I knew then we were dead. We were stuck. We were married, that was it. I had to start digging deeper. My character went from being a construction worker to being a cop. And that’s when I started digging deeper. I thought, “Okay, you want me to good, you want to be right? I’m going to be so right that you won’t be able to stand me.”
I began to do character work. A lot of things I didn’t figure out in school started to come to me. My imagination started loosening up. I created this righteous, right-leaning, conservative cop who believed women should be doing this, and men should be doing this, and good is over here, and evil is over there. I suddenly found a way to do the story as written, but to find myself in conflict with all the characters I was opposite, which was really, really fun. I finally was coming into my own. And working with Jeffrey and David was wonderful. And Peter Haskell, who played Lloyd, always had a joy of acting. He had been acting for so many years! That’s when I started to figure it out. When SEARCH FOR TOMORROW went off the air, we were on an upswing, we are on our way to creating a whole new exciting show. But NBC was checking out.
Matthew Ashford: I actually didn’t. I came to Los Angeles for a whole different reason. But they liked me, and I liked them. So I auditioned with Mary Beth Evans and they said, “That’s your wife.” I go to kiss her in the audition and I could tell she didn’t like it. She was really not into it. Then they said, “This is the guy you don’t like,” and Stephen Nichols walked in the room. I could sense the energy between them. I saw there was nothing going on between Jack and Kayla, the married couple, but there was this huge energy between Steve and Kayla. I knew that my character would make the fans crazy because he was considered an interloper.
Then the extra thing I did not know was that Stephen Nichols' character was my brother. The camera obviously picks up on this intense connection between Steve and Kayla, why doesn’t Jack see it? Well, that’s my job as an actor. I began to do my work and chose to act that Jack did see the connection. I saw it in my heart, if not in my mind. And my mind, which is my ego, would not let me see it. They would write the endless lines of, “I love you, Kayla...” But I made sure there was a part of Jack that knew something was very, very wrong, and continued in this sadomasochistic relationship. Jack didn’t know how to resolve this situation. He finally got a situation he could not ignore, which was the photos of them sleeping together. He got slapped in the face. That’s what he wanted because he couldn’t resolve it any other way. If he had a gun he would have killed her, but he performed a different act of violence instead.
We Love Soaps: He not only raped her but he taunted and teased her for months after. How did you rectify that with the character?
Matthew Ashford: I just thought he was in hell. I had to make his hurt so deep that he had to hurt others. When you are that out of touch, it’s just about hurting. At that point I was listening a lot to Sondheim’s "Sweeney Todd." That character was so dark. But because of Sondheim’s artistry he was so dark and lovely, you could see how at one time Sweeney Todd had dreams and hopes and aspirations. I saw that in Jack. I would not for a moment in the darkness forget that there was something else deep inside. I was not about to call him a bad guy. And then, because of my understanding of cause and effect, I knew that every time he made a deep cut to hurt Steve or Kayla, it cut both ways.
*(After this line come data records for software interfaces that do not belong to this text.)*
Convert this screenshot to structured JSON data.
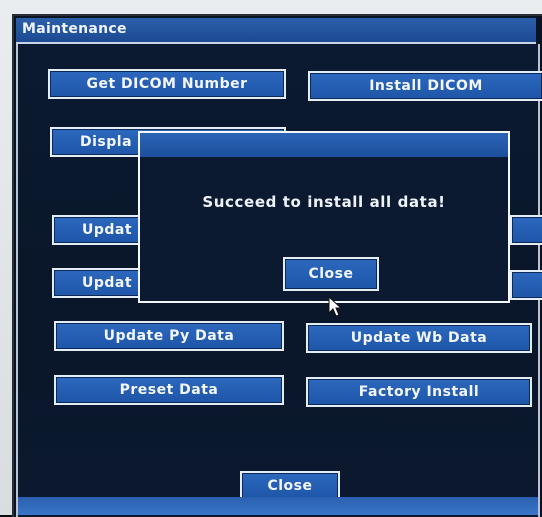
{
  "window": {
    "title": "Maintenance"
  },
  "buttons": {
    "get_dicom_number": "Get DICOM Number",
    "install_dicom": "Install DICOM",
    "display": "Displa",
    "update_1": "Updat",
    "update_2": "Updat",
    "update_py_data": "Update Py Data",
    "update_wb_data": "Update Wb Data",
    "preset_data": "Preset Data",
    "factory_install": "Factory Install",
    "close": "Close"
  },
  "dialog": {
    "message": "Succeed to install all data!",
    "close_label": "Close"
  },
  "colors": {
    "button_fill": "#1e56a8",
    "panel_bg": "#0a1629",
    "title_bar": "#2b5fab",
    "text": "#f3f6fb"
  }
}
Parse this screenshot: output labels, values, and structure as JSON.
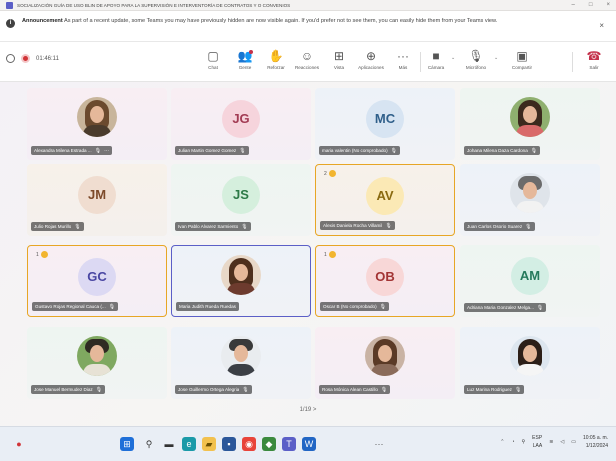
{
  "window": {
    "title": "SOCIALIZACIÓN GUÍA DE USO BLIN DE APOYO PARA LA SUPERVISIÓN E INTERVENTORÍA DE CONTRATOS Y O CONVENIOS"
  },
  "announcement": {
    "bold": "Announcement",
    "text": "As part of a recent update, some Teams you may have previously hidden are now visible again. If you'd prefer not to see them, you can easily hide them from your Teams view.",
    "close": "×"
  },
  "toolbar": {
    "timer": "01:46:11",
    "buttons": [
      {
        "label": "Chat",
        "icon": "chat-icon"
      },
      {
        "label": "Gente",
        "icon": "people-icon"
      },
      {
        "label": "Reforzar",
        "icon": "raise-hand-icon"
      },
      {
        "label": "Reacciones",
        "icon": "reactions-icon"
      },
      {
        "label": "Vista",
        "icon": "view-icon"
      },
      {
        "label": "Aplicaciones",
        "icon": "apps-icon"
      },
      {
        "label": "Más",
        "icon": "more-icon"
      },
      {
        "label": "Cámara",
        "icon": "camera-icon"
      },
      {
        "label": "Micrófono",
        "icon": "microphone-icon"
      },
      {
        "label": "Compartir",
        "icon": "share-icon"
      },
      {
        "label": "Salir",
        "icon": "leave-icon"
      }
    ]
  },
  "participants": [
    {
      "name": "Alexandra Milena Estrada ...",
      "type": "photo",
      "color": "pink"
    },
    {
      "name": "Julian Martin Gomez Gomez",
      "initials": "JG",
      "type": "initials",
      "color": "pink",
      "avatar_bg": "#f6d4dc",
      "avatar_fg": "#a23b53"
    },
    {
      "name": "maria valentin (No comprobado)",
      "initials": "MC",
      "type": "initials",
      "color": "blue",
      "avatar_bg": "#d7e4f2",
      "avatar_fg": "#2f5f8a"
    },
    {
      "name": "Johana Milena Daza Cardona",
      "type": "photo",
      "color": "green"
    },
    {
      "name": "Julio Rojas Murillo",
      "initials": "JM",
      "type": "initials",
      "color": "tan",
      "avatar_bg": "#f0ddd0",
      "avatar_fg": "#7d4a2a"
    },
    {
      "name": "Ivan Pablo Alvarez Sarmiento",
      "initials": "JS",
      "type": "initials",
      "color": "green",
      "avatar_bg": "#d5efdd",
      "avatar_fg": "#2d7a47"
    },
    {
      "name": "Alexis Daniela Rocha Villamil",
      "initials": "AV",
      "type": "initials",
      "color": "tan",
      "avatar_bg": "#fbe9b5",
      "avatar_fg": "#8a6a10",
      "hand": "2",
      "highlight": true
    },
    {
      "name": "Juan Carlos Osorio Suarez",
      "type": "photo",
      "color": "blue"
    },
    {
      "name": "Gustavo Rojas Regional Cauca (...",
      "initials": "GC",
      "type": "initials",
      "color": "pink",
      "avatar_bg": "#dcd9f3",
      "avatar_fg": "#4a47a3",
      "hand": "1",
      "highlight": true
    },
    {
      "name": "Maria Judith Rueda Ruedas",
      "type": "photo",
      "color": "blue",
      "active": true
    },
    {
      "name": "Oscar B (No comprobado)",
      "initials": "OB",
      "type": "initials",
      "color": "pink",
      "avatar_bg": "#f8d7d7",
      "avatar_fg": "#a33434",
      "hand": "1",
      "highlight": true
    },
    {
      "name": "Adriana Maria Gonzalez Melga...",
      "initials": "AM",
      "type": "initials",
      "color": "green",
      "avatar_bg": "#d3eee4",
      "avatar_fg": "#267a5c"
    },
    {
      "name": "Jose Manuel Bermudez Diaz",
      "type": "photo",
      "color": "green"
    },
    {
      "name": "Jose Guillermo Ortega Alegria",
      "type": "photo",
      "color": "blue"
    },
    {
      "name": "Rosa Mónica Alean Castillo",
      "type": "photo",
      "color": "pink"
    },
    {
      "name": "Luz Marina Rodriguez",
      "type": "photo",
      "color": "blue"
    }
  ],
  "pager": "1/19 >",
  "taskbar": {
    "lang_top": "ESP",
    "lang_bottom": "LAA",
    "time": "10:05 a. m.",
    "date": "1/12/2024"
  }
}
We Love Soaps: Eventually we did see that, but it was not initially evident.
Matthew Ashford: Because in their writing, they didn’t know I was capable of that. They write and they do watch. You have to show them you can do that. The initial rape scene was written as, “You are mine, woman, you will be mine!” It was gross. We got ready to do the scene. They didn’t want to do it twice, and we sure didn’t want to do it twice. And as I pushed her down I kept saying, “I love you, I love you, I love you...” I said it over and over. That is what he wanted. A lot of guys say that right before they kill their girlfriends, and themselves. It’s a terrible, terrible thing.
We didn’t need nasty cliché words. It created potential in the situation for people to look at both sides, to see it was tragedy all the way around. As an actor I try to bring my character’s side of the story. Fortunately, the writers and producers eventually saw that, as were the other actors in the scene.
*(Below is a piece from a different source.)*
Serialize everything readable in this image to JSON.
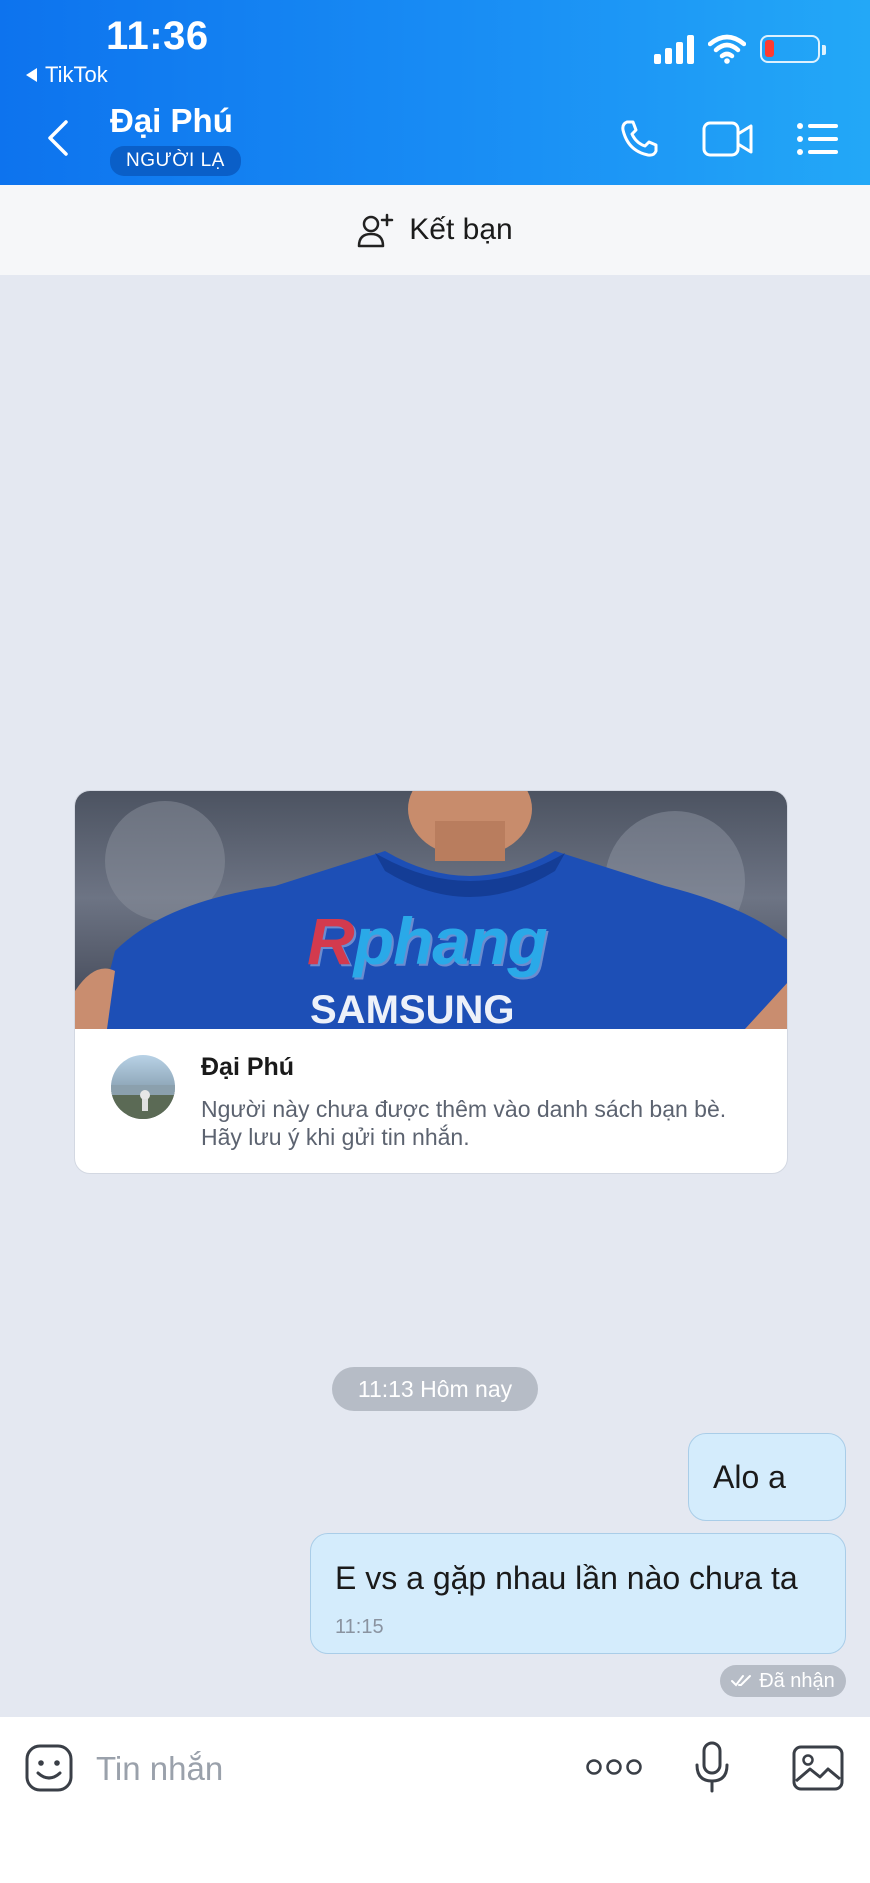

We Love Soaps: We did eventually see how the hurt cut both ways. By the time Jennifer came into his world, he considered himself damaged goods.
Matthew Ashford: It was such a blessing in so many ways for him to come into this character at this time. He had been so sullied in so many ways. I ended up as a pariah in so many ways. All he had were his political ambitions, and then those disappeared. They let him off [for raping Kayla] on a technicality. They robbed the audience of the sweet revenge. Yet his career was over as a political figure. He was never able to get that back.
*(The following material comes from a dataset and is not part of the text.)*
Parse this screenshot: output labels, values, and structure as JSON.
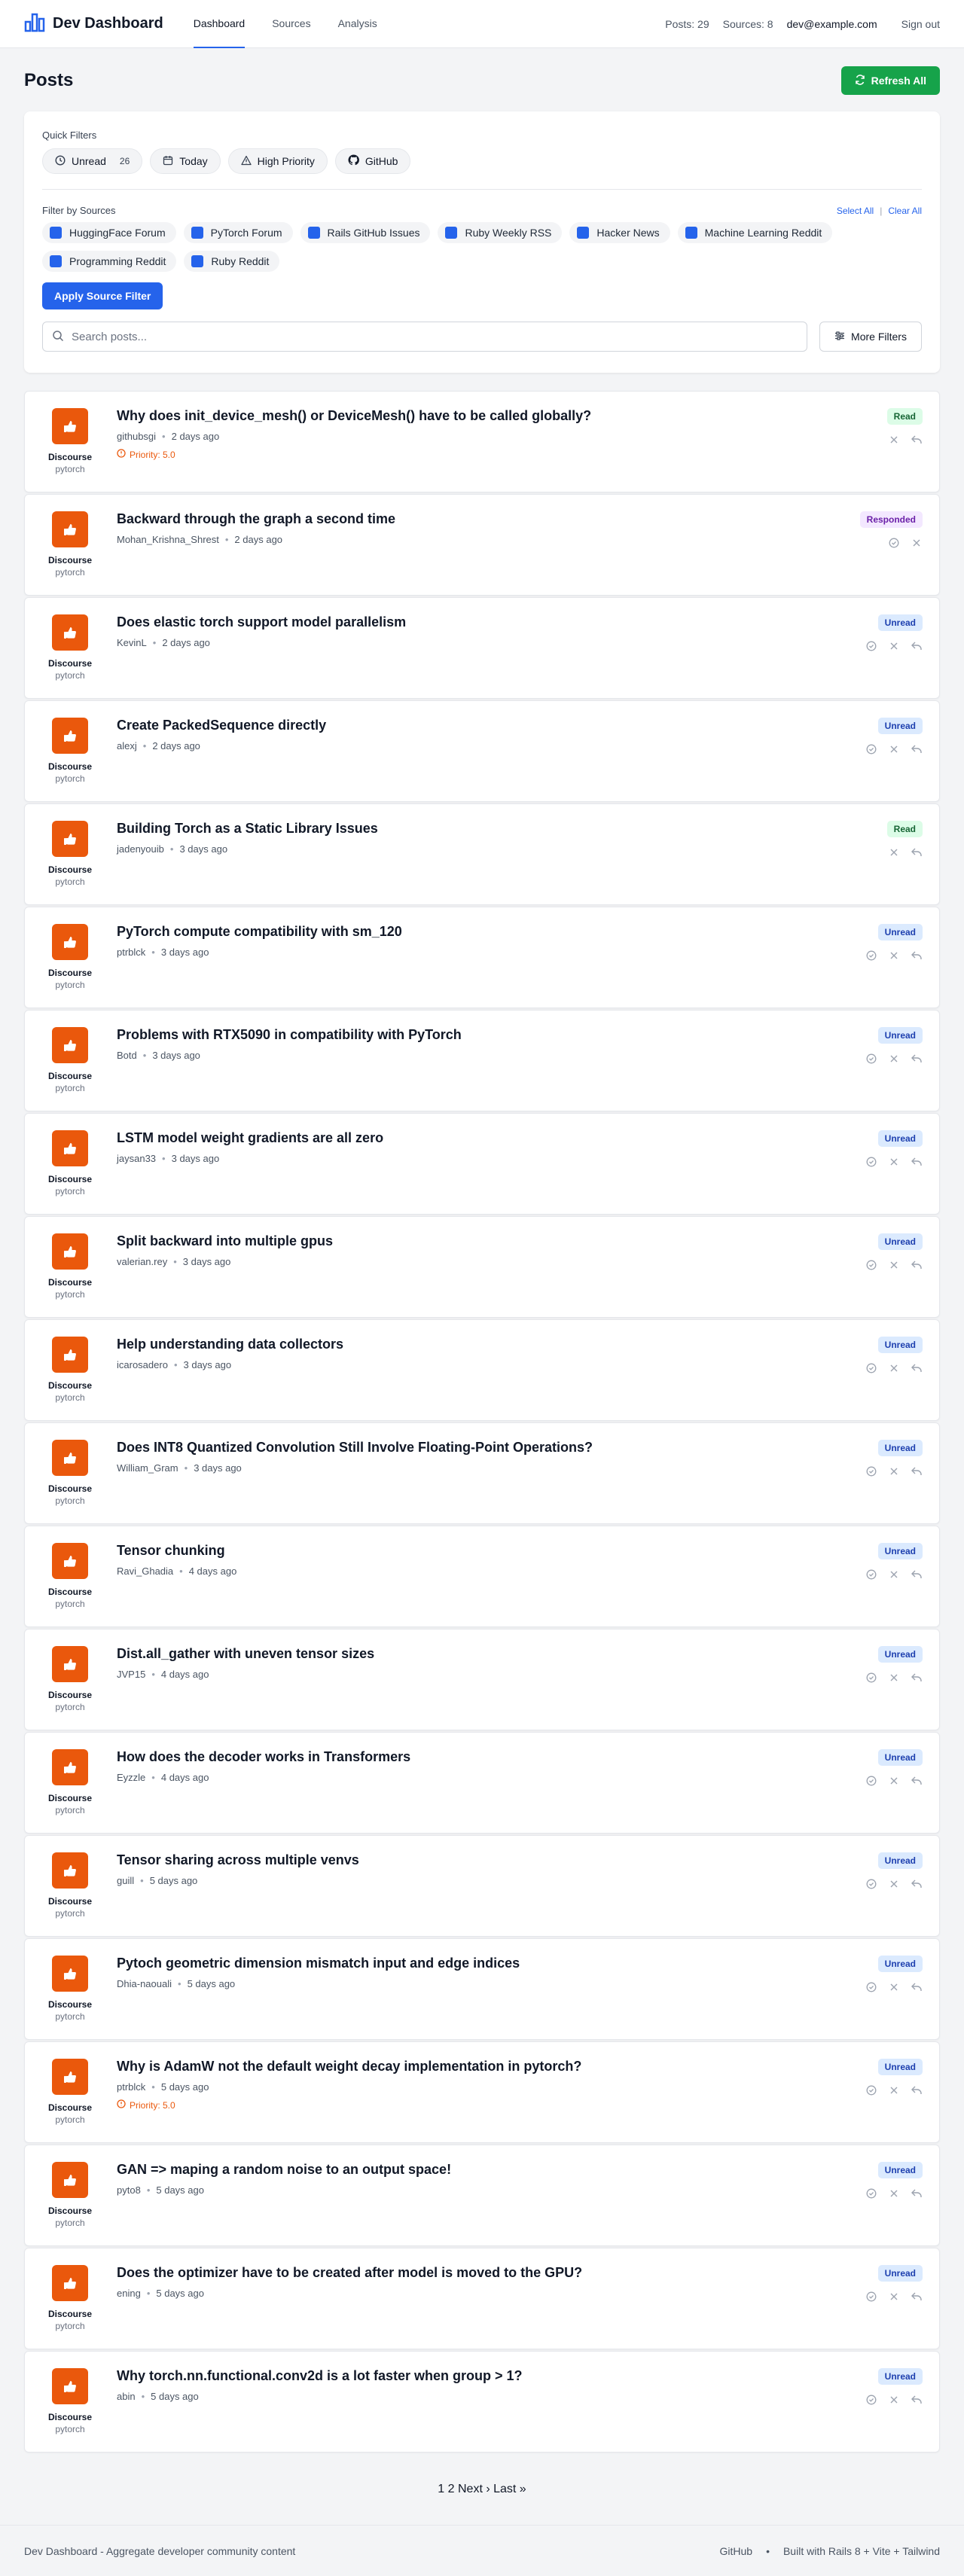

So he went into the newspaper business. Jack bought out the newspaper from Genie Francis (Diana) which was a fun moment for me. Because he had been such a pariah, they couldn’t put him with anybody. Yet they knew they wanted me and they knew there was something going on. They tried to figure out what to do with this rancid bad guy. They took Melissa Reeves, who was coming out of having done all the kids stories, and introduced her as a young cub reporter. Her only continuing story of merit was that she was a virgin. My story was that I was a rapist.
Now all of a sudden there was this thing. The great part of it was that they could not put us together. People would never understand that. They had to just allow us to exist on a day by day basis and start to give us storylines about other things. I chose to go with the glory of work where my character was seeking redemption. It rings of Russian plays like Ibsen and Chekov where they say, “We must work, work...” and that is your salvation. I started to find that, and everything about Jack became about work. Of course, Jennifer wanted to save the whales, save the kitty cats, save the beaver, whatever it is she wanted to save. We got into this whole bleeding heart liberal versus cold-hearted conservative bent that I was pushing. I got into teaching her about the hard rules of business and journalism, as if I knew them. So that is what we played. Meanwhile, the audience read what they read. That for me was the most fun.
We Love Soaps: As a viewer it was such a treat. To see these two opposites slowly find their way into each other’s lives. Knowing each had something important to offer to the other made it fascinating viewing. Telling a story like that is so rare now on daytime.
Matthew Ashford: A show that lasts five years, seven years, eleven years, is such a rare thing. To play the full scope of that character’s lives is rare. Melissa had that, and on the other end Frances Reid had that. It means something. It’s unfortunate that the networks are so short-sided and they are walking away from a gold mine. There are people for whom these are the most in-depth relationships they have, and they share it culturally through generations. When people say it’s a family show they don’t mean the content is family fair, because it’s really not. They mean that our family has watched this. They remember their grandmother, their great aunts, their uncles. People want to tell me about their lives, about who they watched with. They tell me that when they watch me now. It’s like having all those people back with them. It’s really magical. I’m shaking my head that there aren’t any network people who really understand that. Maybe now is the time that we can pull that together in something like THE BAY and bring those characters back.
EDITOR'S NOTE: Come back for Part Three in which Ashford discusses how the Buddhist law of cause and effect impacted Matthew's portrayal of Jack Deveraux, as well as recollections of the 1991 wedding between Jack and Jennifer.
Damon L. Jacobs is a Licensed Marriage Family Therapist seeing individuals and couples in New York City at Mental Health Counseling & Marriage And Family Therapy Of New York. He is also the author of "Absolutely Should-less: The Secret to Living the Stress-Free Life You Deserve."